Rare plants, animals thrive in dam project site-A A +A
Tuesday, September 4, 2012
ILOILO CITY – Rare plants and animals are found at the area where the site of the multi-billion peso Jalaur River Multi-Purpose Project (JRMP) of the National Government will be built.
The barangays Garangan, Agcalaga and Masaroy is home to the indigenous people in central Panay Island.
Young scientists from the University of the Philippines-Diliman found an initial 40 tree species, 78 flowering plants and seven ferns, some of which are considered rare.
The team also discovered the presence of endangered warty pigs and spotted deers still roaming in the forests while eagle hawks locally called binanog soared by. The area also teemed of snakes and turtles.
The team of biologist John Warner Carag, physicist Niel Laurent Caidic and geologist Adrian Raymund Fernandez said the trees and plants species are on top of 10 ecologically important species, 18 with therapeutic purpose, 15 for food consumption and 19 for other uses.
The river itself is rich of food such as fishes, eels and crabs while medicinal plants such as herba, alibhon, kasla and other leaves are used as medicine by the indigenous people in the area.
The team also discovered that indigenous farmers do not use fertilizer and pesticides in their farms nor they have irrigation facilities but depend solely on rainfall for their crops.

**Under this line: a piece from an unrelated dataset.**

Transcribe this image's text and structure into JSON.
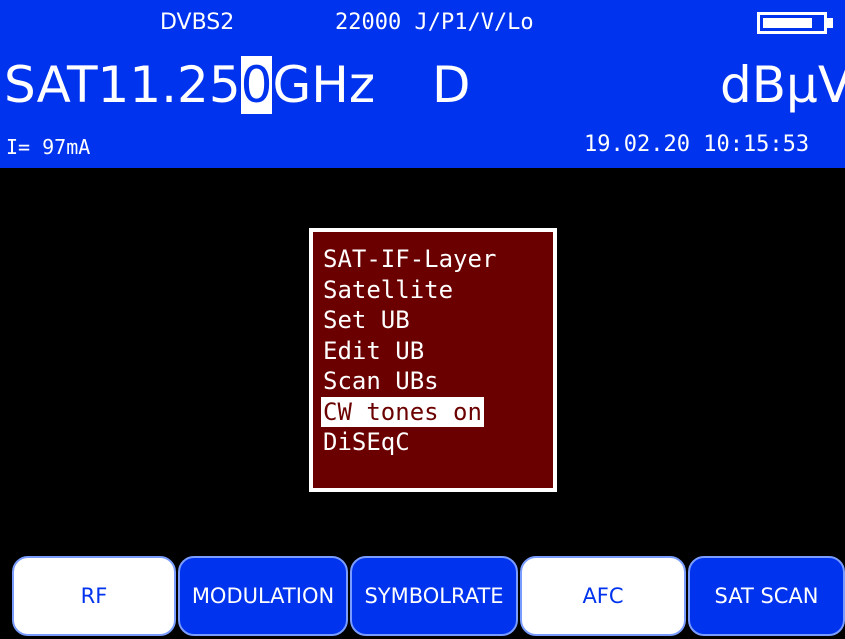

Mostly slash and burn or kaingin farmers, they also plant coffee, rootcrops and bananas and raised livestock for own consumption.